Peter Ruiz-Haas, Ph.D. student, Department of Chemistry, Oregon State University, the primary student working on the project.
Defne Cakin, Ph.D. student, Department of Chemistry, Oregon State University, working on developing new monitoring techniques for the project.
Anthony Scott, Ph.D. student, Department of Chemistry, Oregon State University, working on automating procedures for the project.
Journal Articles:No journal articles submitted with this report: View all 7 publications for this subproject

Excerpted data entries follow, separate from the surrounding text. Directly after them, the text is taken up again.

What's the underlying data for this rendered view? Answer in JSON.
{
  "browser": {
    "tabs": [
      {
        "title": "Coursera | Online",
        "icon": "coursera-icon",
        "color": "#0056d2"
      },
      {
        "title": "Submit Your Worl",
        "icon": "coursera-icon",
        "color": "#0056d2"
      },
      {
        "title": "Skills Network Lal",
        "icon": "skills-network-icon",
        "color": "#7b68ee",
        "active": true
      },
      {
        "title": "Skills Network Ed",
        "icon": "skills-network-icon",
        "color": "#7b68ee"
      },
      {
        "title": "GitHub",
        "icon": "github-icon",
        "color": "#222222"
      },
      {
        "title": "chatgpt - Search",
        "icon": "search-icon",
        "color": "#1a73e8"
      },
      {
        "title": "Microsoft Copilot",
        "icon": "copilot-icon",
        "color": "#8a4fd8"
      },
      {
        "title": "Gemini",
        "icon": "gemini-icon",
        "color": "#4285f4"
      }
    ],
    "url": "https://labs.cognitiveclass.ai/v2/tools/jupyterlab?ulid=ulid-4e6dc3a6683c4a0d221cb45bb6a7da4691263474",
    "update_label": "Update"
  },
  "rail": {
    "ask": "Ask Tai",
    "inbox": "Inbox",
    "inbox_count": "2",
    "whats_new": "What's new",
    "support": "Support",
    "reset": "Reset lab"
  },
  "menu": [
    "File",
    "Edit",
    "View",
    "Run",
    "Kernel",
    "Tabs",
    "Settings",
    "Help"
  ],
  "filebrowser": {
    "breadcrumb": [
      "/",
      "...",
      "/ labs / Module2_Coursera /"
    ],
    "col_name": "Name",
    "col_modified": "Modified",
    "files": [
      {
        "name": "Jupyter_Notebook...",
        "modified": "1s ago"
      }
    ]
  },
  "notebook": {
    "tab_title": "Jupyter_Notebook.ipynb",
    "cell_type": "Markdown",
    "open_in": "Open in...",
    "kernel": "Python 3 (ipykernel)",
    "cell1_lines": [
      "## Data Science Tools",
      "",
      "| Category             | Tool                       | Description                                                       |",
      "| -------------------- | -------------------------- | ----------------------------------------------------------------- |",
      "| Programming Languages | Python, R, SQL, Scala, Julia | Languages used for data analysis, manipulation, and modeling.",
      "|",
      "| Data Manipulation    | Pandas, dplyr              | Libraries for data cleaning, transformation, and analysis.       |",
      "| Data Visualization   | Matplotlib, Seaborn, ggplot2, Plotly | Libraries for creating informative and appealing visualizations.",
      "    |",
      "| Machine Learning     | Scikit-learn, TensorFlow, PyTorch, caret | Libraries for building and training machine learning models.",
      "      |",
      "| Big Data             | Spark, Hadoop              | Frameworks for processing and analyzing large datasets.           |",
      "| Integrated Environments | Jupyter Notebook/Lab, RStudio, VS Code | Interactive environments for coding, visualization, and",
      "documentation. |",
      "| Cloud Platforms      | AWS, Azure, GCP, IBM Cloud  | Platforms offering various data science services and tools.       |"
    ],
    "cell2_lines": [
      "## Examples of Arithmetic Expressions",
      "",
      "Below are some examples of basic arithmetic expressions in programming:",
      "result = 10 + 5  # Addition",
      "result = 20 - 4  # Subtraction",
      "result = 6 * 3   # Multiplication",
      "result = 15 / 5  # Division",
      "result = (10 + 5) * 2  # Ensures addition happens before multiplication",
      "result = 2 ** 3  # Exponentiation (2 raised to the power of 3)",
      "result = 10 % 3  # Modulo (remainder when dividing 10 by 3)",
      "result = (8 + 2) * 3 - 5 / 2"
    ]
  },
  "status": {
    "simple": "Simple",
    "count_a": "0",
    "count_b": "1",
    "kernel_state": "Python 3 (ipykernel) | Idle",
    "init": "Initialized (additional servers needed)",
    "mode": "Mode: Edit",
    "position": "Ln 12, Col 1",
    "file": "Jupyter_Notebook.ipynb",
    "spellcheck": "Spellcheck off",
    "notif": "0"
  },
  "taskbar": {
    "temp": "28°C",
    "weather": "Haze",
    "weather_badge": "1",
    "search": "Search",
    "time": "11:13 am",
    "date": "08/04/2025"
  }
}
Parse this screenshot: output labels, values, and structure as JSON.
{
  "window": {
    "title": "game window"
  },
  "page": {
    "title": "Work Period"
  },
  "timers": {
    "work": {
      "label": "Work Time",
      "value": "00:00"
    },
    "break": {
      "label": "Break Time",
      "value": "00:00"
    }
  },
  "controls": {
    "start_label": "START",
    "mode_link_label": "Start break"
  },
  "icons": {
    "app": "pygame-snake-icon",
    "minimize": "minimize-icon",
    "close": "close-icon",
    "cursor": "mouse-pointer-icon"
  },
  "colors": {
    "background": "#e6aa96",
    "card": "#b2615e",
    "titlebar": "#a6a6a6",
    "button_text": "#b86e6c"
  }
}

Supplemental Keywords:RFA, Scientific Discipline, INTERNATIONAL COOPERATION, Waste, TREATMENT/CONTROL, Environmental Chemistry, Treatment Technologies, Remediation, Environmental Microbiology, Hazardous Waste, Bioremediation, Ecological Risk Assessment, Environmental Engineering, Hazardous, plant-based remediation, degradation, contaminated sediments, microbial degradation, biodegradation, contaminated soil, contaminants in soil, phytoremediation, plant-microbe system, bacterial degradation, groundwater
Progress and Final Reports:Original Abstract
Main Center Abstract and Reports:R828772 HSRC (2001) - Western Region Hazardous Substance Research Center for Developing In-Situ Processes for VOC Remediation in Groundwater and Soils
Subprojects under this Center: (EPA does not fund or establish subprojects; EPA awards and manages the overall grant for this center).
R828772C001 Developing and Optimizing Biotransformation Kinetics for the Bio- remediation of Trichloroethylene at NAPL Source Zone Concentrations
R828772C002 Strategies for Cost-Effective In-situ Mixing of Contaminants and Additives in Bioremediation
R828772C003 Aerobic Cometabolism of Chlorinated Aliphatic Hydrocarbon Compounds with Butane-Grown Microorganisms
R828772C004 Chemical, Physical, and Biological Processes at the Surface of Palladium Catalysts Under Groundwater Treatment Conditions
R828772C005 Effects of Sorbent Microporosity on Multicomponent Fate and Transport in Contaminated Groundwater Aquifers
R828772C006 Development of the Push-Pull Test to Monitor Bioaugmentation with Dehalogenating Cultures
R828772C007 Development and Evaluation of Field Sensors for Monitoring Bioaugmentation with Anaerobic Dehalogenating Cultures for In-Situ Treatment of TCE
R828772C008 Training and Technology Transfer
R828772C009 Technical Outreach Services for Communities (TOSC) and Technical Assistance to Brownfields Communities (TAB) Programs
R828772C010 Aerobic Cometabolism of Chlorinated Ethenes by Microorganisms that Grow on Organic Acids and Alcohols
R828772C011 Development and Evaluation of Field Sensors for Monitoring Anaerobic Dehalogenation after Bioaugmentation for In Situ Treatment of PCE and TCE
R828772C012 Continuous-Flow Column Studies of Reductive Dehalogenation with Two Different Enriched Cultures: Kinetics, Inhibition, and Monitoring of Microbial Activity
R828772C013 Novel Methods for Laboratory Measurement of Transverse Dispersion in Porous Media
R828772C014 The Role of Micropore Structure in Contaminant Sorption and Desorption